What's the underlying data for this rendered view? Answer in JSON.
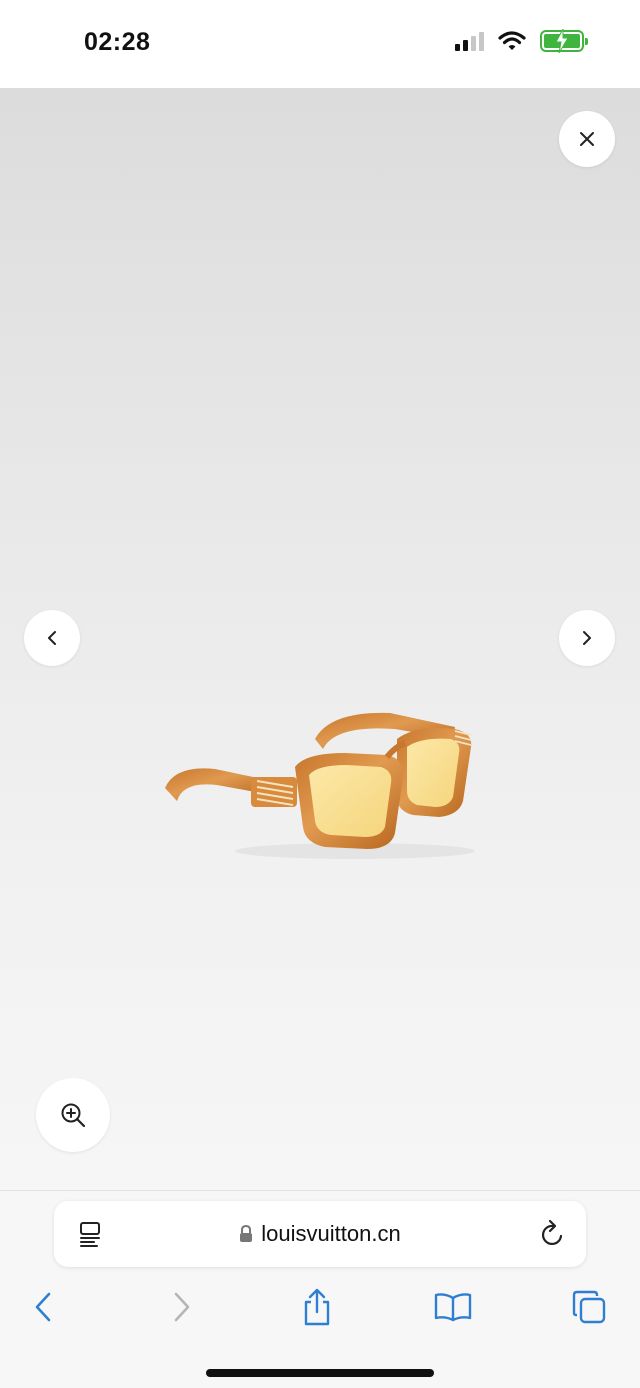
{
  "status_bar": {
    "time": "02:28",
    "icons": [
      "cellular-signal-icon",
      "wifi-icon",
      "battery-charging-icon"
    ],
    "battery_color": "#3fb43f"
  },
  "viewer": {
    "close_icon": "close-icon",
    "prev_icon": "chevron-left-icon",
    "next_icon": "chevron-right-icon",
    "zoom_icon": "zoom-in-icon",
    "product_image": "tortoiseshell-sunglasses-yellow-lenses"
  },
  "browser": {
    "url": "louisvuitton.cn",
    "lock_icon": "lock-icon",
    "reader_icon": "reader-mode-icon",
    "reload_icon": "reload-icon",
    "toolbar": [
      "back-icon",
      "forward-icon",
      "share-icon",
      "bookmarks-icon",
      "tabs-icon"
    ],
    "accent_color": "#2f7fd1"
  }
}
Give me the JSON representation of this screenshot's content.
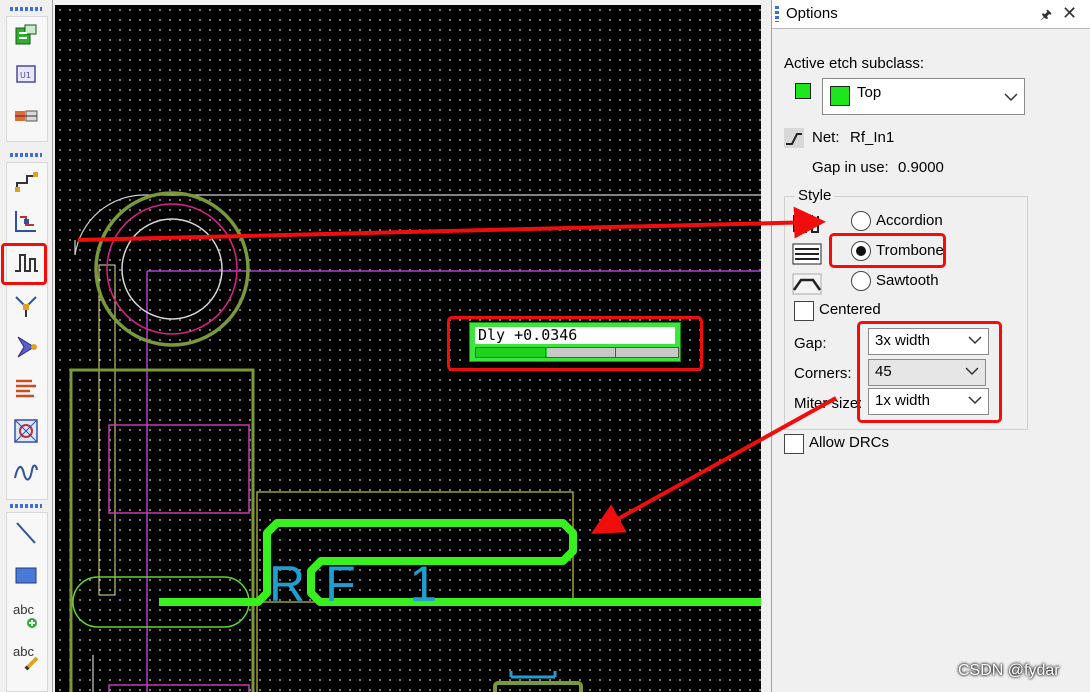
{
  "toolbar": {
    "tools": [
      {
        "name": "place-manual-icon"
      },
      {
        "name": "component-u1-icon"
      },
      {
        "name": "place-package-icon"
      },
      {
        "name": "add-connect-icon"
      },
      {
        "name": "slide-icon"
      },
      {
        "name": "delay-tune-icon",
        "active": true
      },
      {
        "name": "vertex-icon"
      },
      {
        "name": "fanout-icon"
      },
      {
        "name": "spread-icon"
      },
      {
        "name": "custom-smooth-icon"
      },
      {
        "name": "phase-tune-icon"
      },
      {
        "name": "add-line-icon"
      },
      {
        "name": "add-rect-icon"
      },
      {
        "name": "add-text-icon",
        "text": "abc"
      },
      {
        "name": "edit-text-icon",
        "text": "abc"
      }
    ]
  },
  "canvas": {
    "delay_meter": {
      "text": "Dly +0.0346",
      "fill_fraction": 0.35
    },
    "refdes_label": "RF 1"
  },
  "options": {
    "title": "Options",
    "active_etch_label": "Active etch subclass:",
    "subclass_value": "Top",
    "net_label": "Net:",
    "net_value": "Rf_In1",
    "gap_in_use_label": "Gap in use:",
    "gap_in_use_value": "0.9000",
    "style_label": "Style",
    "styles": [
      {
        "label": "Accordion",
        "selected": false
      },
      {
        "label": "Trombone",
        "selected": true
      },
      {
        "label": "Sawtooth",
        "selected": false
      }
    ],
    "centered_label": "Centered",
    "gap_label": "Gap:",
    "gap_value": "3x width",
    "corners_label": "Corners:",
    "corners_value": "45",
    "miter_label": "Miter size:",
    "miter_value": "1x width",
    "allow_drcs_label": "Allow DRCs"
  },
  "colors": {
    "highlight": "#f20d0d",
    "etch_green": "#1de61d",
    "trace_green": "#39f01f"
  },
  "watermark": "CSDN @fydar"
}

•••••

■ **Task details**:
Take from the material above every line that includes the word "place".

■ **Problem solution**:
        "name": "place-manual-icon"
        "name": "place-package-icon"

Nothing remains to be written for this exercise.